Benedict Arnold: From Hero to Traitor
Learn more about George Washington and Benedict Arnold. Once brothers in arms they became bitter enemies.
Through Feb. 9, the Mansion interior is not open for public touring. Admission is 25% off.
Learn more about some of the spies that aided the Patriot cause during the American Revolution.
During the Battle of Long Island, Nathan Hale--a captain in the Continental Army--volunteered to go behind enemy lines in disguise to report back on British troop movements. Hale was captured by the British army and executed as a spy on September 22, 1776. Hale remains part of popular lore connected with the American Revolution for his purported last words, “I only regret that I have but one life to give for my country."
In November 1778, George Washington charged Major Benjamin Tallmadge with creating a spy ring in New York City, the site of British headquarters. Tallmadge led the creation of the Culper Spy Ring, recruiting friends to work as his informants. Tallmadge served as the main handler for the Culper Spy Ring until the end of the war.
Learn More: The Culper Spy Ring
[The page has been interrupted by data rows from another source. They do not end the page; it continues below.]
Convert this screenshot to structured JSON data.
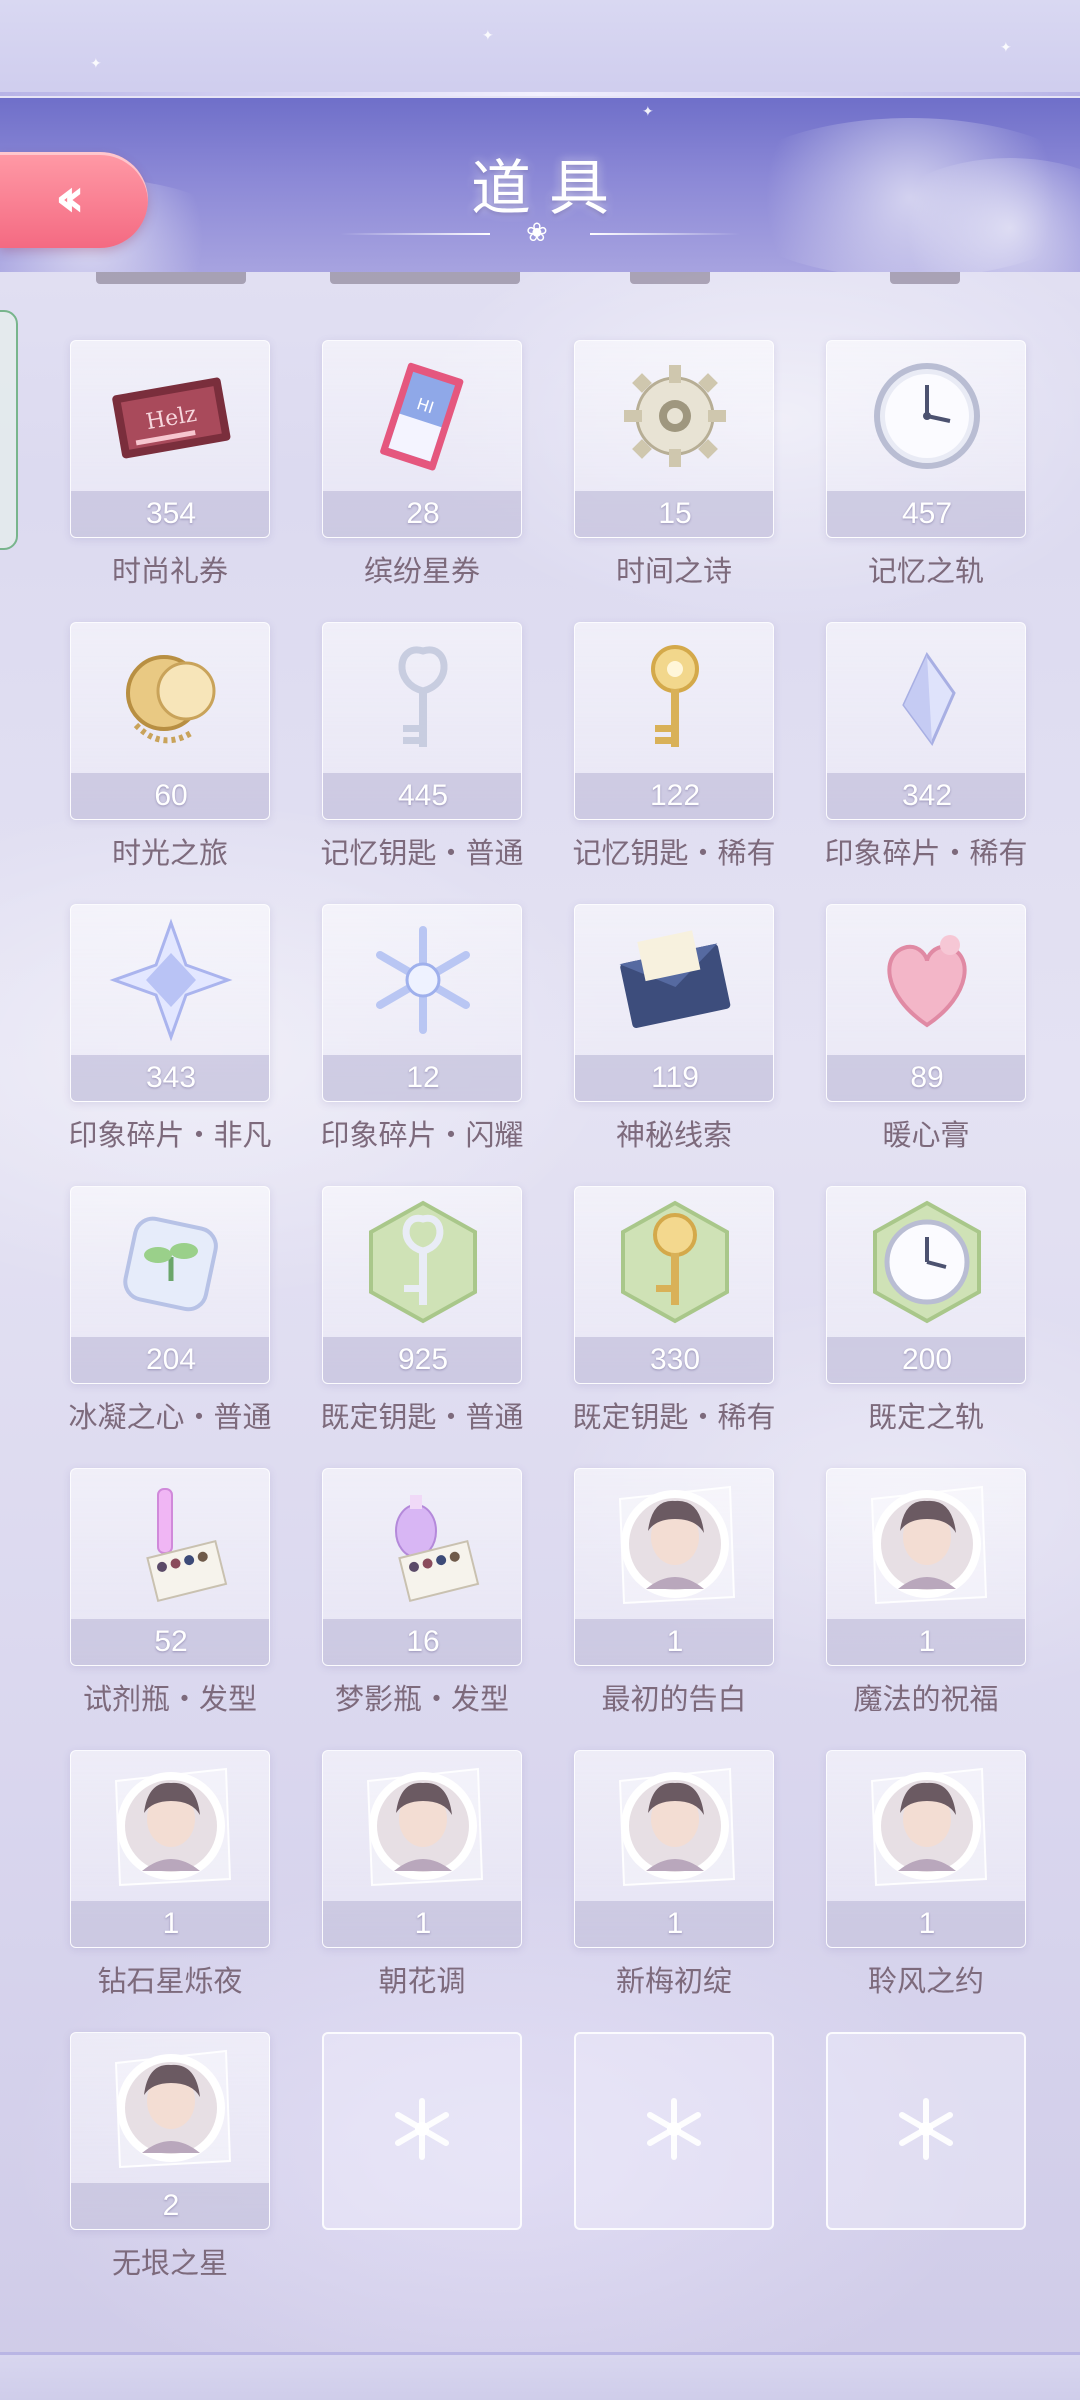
{
  "header": {
    "title": "道具",
    "back_icon": "double-chevron-left-icon"
  },
  "colors": {
    "back_button": "#f46a82",
    "header_band": "#7f7ccf",
    "label_text": "#7d6a7c",
    "count_bar": "#b6b2d4"
  },
  "items": [
    {
      "name": "时尚礼券",
      "count": "354",
      "icon": "fashion-voucher-card-icon"
    },
    {
      "name": "缤纷星券",
      "count": "28",
      "icon": "star-ticket-icon"
    },
    {
      "name": "时间之诗",
      "count": "15",
      "icon": "gear-icon"
    },
    {
      "name": "记忆之轨",
      "count": "457",
      "icon": "clock-icon"
    },
    {
      "name": "时光之旅",
      "count": "60",
      "icon": "golden-clockwork-icon"
    },
    {
      "name": "记忆钥匙・普通",
      "count": "445",
      "icon": "silver-key-icon"
    },
    {
      "name": "记忆钥匙・稀有",
      "count": "122",
      "icon": "golden-key-icon"
    },
    {
      "name": "印象碎片・稀有",
      "count": "342",
      "icon": "crystal-shard-icon"
    },
    {
      "name": "印象碎片・非凡",
      "count": "343",
      "icon": "star-crystal-icon"
    },
    {
      "name": "印象碎片・闪耀",
      "count": "12",
      "icon": "snowflake-crystal-icon"
    },
    {
      "name": "神秘线索",
      "count": "119",
      "icon": "envelope-icon"
    },
    {
      "name": "暖心膏",
      "count": "89",
      "icon": "heart-box-icon"
    },
    {
      "name": "冰凝之心・普通",
      "count": "204",
      "icon": "ice-cube-sprout-icon"
    },
    {
      "name": "既定钥匙・普通",
      "count": "925",
      "icon": "silver-key-hexagon-icon"
    },
    {
      "name": "既定钥匙・稀有",
      "count": "330",
      "icon": "golden-key-hexagon-icon"
    },
    {
      "name": "既定之轨",
      "count": "200",
      "icon": "clock-hexagon-icon"
    },
    {
      "name": "试剂瓶・发型",
      "count": "52",
      "icon": "reagent-bottle-icon"
    },
    {
      "name": "梦影瓶・发型",
      "count": "16",
      "icon": "dream-bottle-icon"
    },
    {
      "name": "最初的告白",
      "count": "1",
      "icon": "portrait-medallion-icon"
    },
    {
      "name": "魔法的祝福",
      "count": "1",
      "icon": "portrait-medallion-icon"
    },
    {
      "name": "钻石星烁夜",
      "count": "1",
      "icon": "portrait-medallion-icon"
    },
    {
      "name": "朝花调",
      "count": "1",
      "icon": "portrait-medallion-icon"
    },
    {
      "name": "新梅初绽",
      "count": "1",
      "icon": "portrait-medallion-icon"
    },
    {
      "name": "聆风之约",
      "count": "1",
      "icon": "portrait-medallion-icon"
    },
    {
      "name": "无垠之星",
      "count": "2",
      "icon": "portrait-medallion-icon"
    }
  ],
  "empty_slot_icon": "snowflake-placeholder-icon"
}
A tavern owner, Austin Roe was closely tied to other members of the Culper Ring, even growing up near the home of fellow spy Caleb Brewster. Roe served as the group’s courier, transporting materials from Robert Townsend’s New York City coffee shop all the way back to Setauket, Long Island, a trip of more than fifty miles. Roe’s position as courier was fraught with danger, traveling a long distance with the possibility of being caught with incriminating evidence of his activities.
A farmer and the son of a local Patriot judge, Abraham Woodhull joined the Culper ring in November of 1778. Woodhull was essentially the leader of the Culper Spy Ring, deciding what information was transmitted throughout the group, which would eventually make its way to George Washington. In order to evade British detection, Woodhull operated under the pseudonym, “Samuel Culper Sr."
Well-connected within the New York, colonial, upper class, Anna Strong utilized her farmstead on Long Island to help transfer intelligence information to the other members of the Culper ring. Strong’s husband, Selah Strong III, was a prominent Patriot judge who served as a captain during the war. Anna Strong arranged clothes on her clothesline as a means to signal fellow Culper spy Caleb Brewster regarding the location of hidden documents to be transported.
A tavern owner in New York City, Robert Townsend participated in a complex cover up to mask his true loyalties. Townsend was a Patriot who publicly presented himself as a Loyalist supporter of Britain, even writing for a Loyalist newspaper to build credibility. The guise worked as Townsend was trusted with sensitive information, even from British military officers. Townsend then relayed the information to Austin Roe.
An enslaved African-American who volunteered to join the army under Lafayette in 1781, Armistead served as a double agent working for the Patriots. Armistead posed as a runaway slave who agreed to work with the British, though in actuality he was collecting intelligence from the British and reporting back to Patriot forces. Armistead spied on Brigadier General Benedict Arnold (who had already defected to lead British forces), and eventually visited the camp of Lord Cornwallis to gather information about the British plans for troop deployment and armaments. The intelligence reports from Armistead’s efforts were instrumental in helping to defeat the British during the Battle of Yorktown.
A Philadelphia school teacher and the wife of a British soldier, Ann Bates claimed to be a Patriot in order to collect and identify important information to send to British forces. After walking into George Washington’s White Plains headquarters, Bates explained that she “had the opportunity of going through their whole army remarking at the same time the strength and situation of each brigade, and the number of cannon, with their situation and weight of ball each cannon was charged with.” Bates’ information influenced General Henry Clinton's decision to send more forces to defend Rhode Island, leading to American and French armies to withdraw from Newport.